WORK ITEM —
Repeat each entry exactly, but do not carry over the pictures.

TASK DATA —

+ + + +

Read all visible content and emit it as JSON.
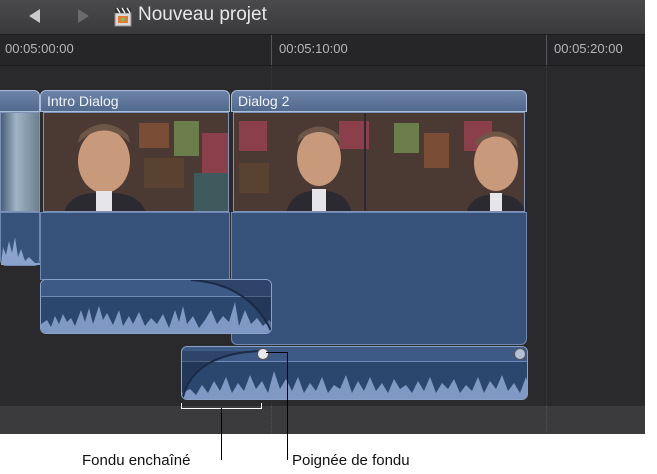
{
  "window": {
    "project_title": "Nouveau projet",
    "icons": [
      "back-arrow-icon",
      "forward-arrow-icon",
      "project-clapper-icon"
    ]
  },
  "ruler": {
    "timecodes": [
      "00:05:00:00",
      "00:05:10:00",
      "00:05:20:00"
    ]
  },
  "clips": {
    "intro": {
      "title": "Intro Dialog"
    },
    "dialog2": {
      "title": "Dialog 2"
    }
  },
  "colors": {
    "clip_blue": "#5e76a0",
    "audio_blue": "#2b476e",
    "waveform": "#7f98c4",
    "background": "#2c2c2e"
  },
  "annotations": {
    "crossfade_label": "Fondu enchaîné",
    "handle_label": "Poignée de fondu"
  }
}
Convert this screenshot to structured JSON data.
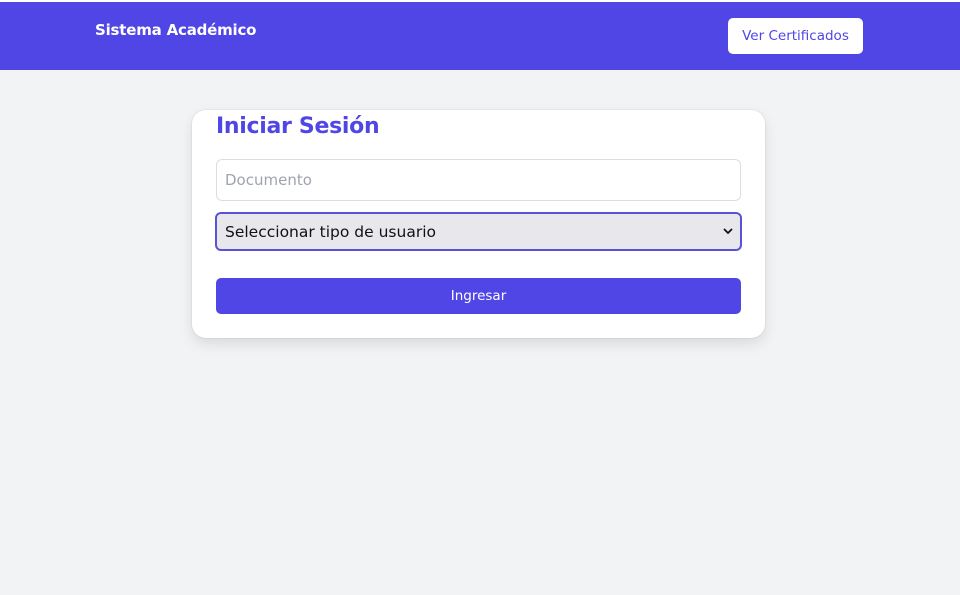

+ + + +

RESULT OF THE TASK —
Read all visible content and emit it as JSON.
{
  "window": {
    "project_title": "Nouveau projet",
    "icons": [
      "back-arrow-icon",
      "forward-arrow-icon",
      "project-clapper-icon"
    ]
  },
  "ruler": {
    "timecodes": [
      "00:05:00:00",
      "00:05:10:00",
      "00:05:20:00"
    ]
  },
  "clips": {
    "intro": {
      "title": "Intro Dialog"
    },
    "dialog2": {
      "title": "Dialog 2"
    }
  },
  "colors": {
    "clip_blue": "#5e76a0",
    "audio_blue": "#2b476e",
    "waveform": "#7f98c4",
    "background": "#2c2c2e"
  },
  "annotations": {
    "crossfade_label": "Fondu enchaîné",
    "handle_label": "Poignée de fondu"
  }
}
Convert this screenshot to structured JSON data.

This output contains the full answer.